However, the agency said that the benefits from this measure might be offset to some extent by the negative impact from the cap on the amount of losses that can be offset against annual income. A proposal in the budget includes setting a cap on the amount of set-off losses from residential property against annual income at Rs 200,000 per annum.

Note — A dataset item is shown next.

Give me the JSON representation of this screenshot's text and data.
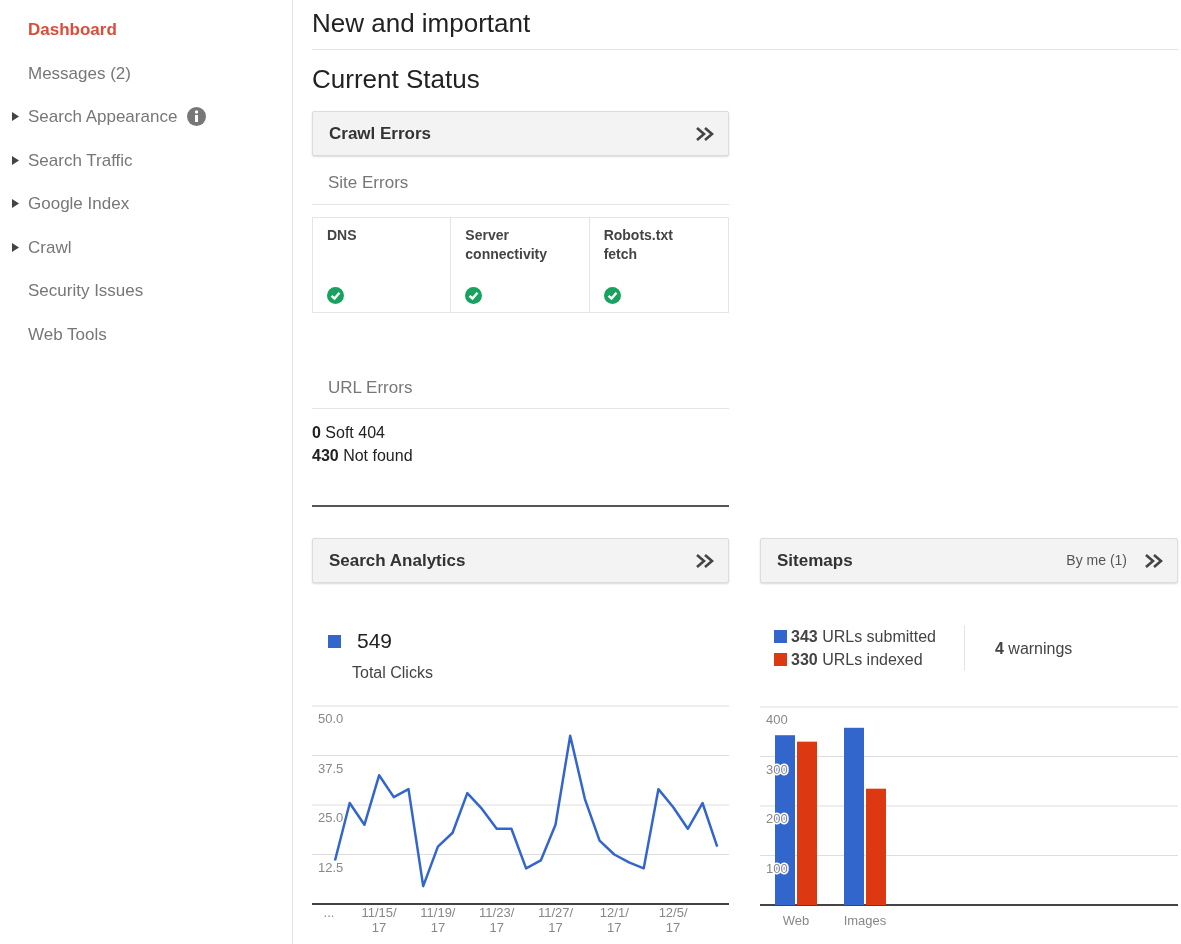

Previously, all the losses from residential property including interest paid on mortgage to buy the property could be set-off against other sources of taxable income, which brought down the tax payable, the report said, adding that the move will adversely impact property demand as the tax benefit on buying a property for investment purposes comes down.